March 2016 - Bernie Sanders

Dear Friends,

            That a Jewish candidate won a presidential primary would have been remarkable, if not incredible, to my father, he of America’s “Greatest Generation.”  That Sanders being Jewish seemed to have been of no consequence to the electorate, would have been incomprehensible to him.  How can we account for this phenomenon just three decades after my father’s death. I cite two factors: (1) the nature of Bernie Sanders’ Jewish identity, and (2) the integration of Jews into the American political scene.

            Regarding Senator Sanders’ Jewish identity:  He opens his mouth and Bernie sounds Jewish (of the Brooklyn variety).  It’s not only the accent, it’s what he says and the way that he says it.  Both kvetchy and chutzpadik, Bernie tells it the way that he sees it – unapologetically challenging the status quo.  It is in the tradition of the rebels who defied Moses 3200 years ago.  Although they ended up being swallowed by the earth, their rebellion is preserved and even applauded by the rabbis.  Their descendants can be found in our sanctuary on Friday nights.  Still Bernie’s iconoclasm is stylistically Jewish, not substantially so.  To be sure, the electorate doesn’t care any more about Bernie being Jewish than Bernie does.  Unlike vice-presidential candidate Joe Lieberman whose life was determined by his Judaism and its observance, Bernie belongs to the growing majority of Jews who are unaffiliated and culturally defined. 
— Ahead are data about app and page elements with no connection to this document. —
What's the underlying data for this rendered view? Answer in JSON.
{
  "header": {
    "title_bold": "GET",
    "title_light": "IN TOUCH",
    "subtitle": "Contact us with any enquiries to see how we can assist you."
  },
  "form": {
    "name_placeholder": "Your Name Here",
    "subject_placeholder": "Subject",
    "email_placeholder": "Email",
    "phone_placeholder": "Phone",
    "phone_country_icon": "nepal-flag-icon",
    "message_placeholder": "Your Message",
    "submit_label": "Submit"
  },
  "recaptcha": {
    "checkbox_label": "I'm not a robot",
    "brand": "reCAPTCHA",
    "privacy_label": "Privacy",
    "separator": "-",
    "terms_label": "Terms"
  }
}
            But more: The Sanders’ candidacy must be seen within the context of the ubiquity of Jews in public office in our country.  Jews are represented in far greater numbers in our government than our population percentage would indicate.  Look to the Supreme Court, as an extreme case.  Non-Jews with liberal values have even been adopted as Jews.  Bill Clinton has been called “the first Jewish president,” for example.  (He has also been called “the first black president,” too!)  It’s not only that fewer people vote along ethnic lines these days, it’s also that policy seems to matter much more than identity.

            How far our landsman Bernie will go in the race to the presidency is yet to be determined.  In the interim, I rejoice that we live in a country where a candidate’s personal identity is incidental to the political positions he represents.  And that is remarkable indeed.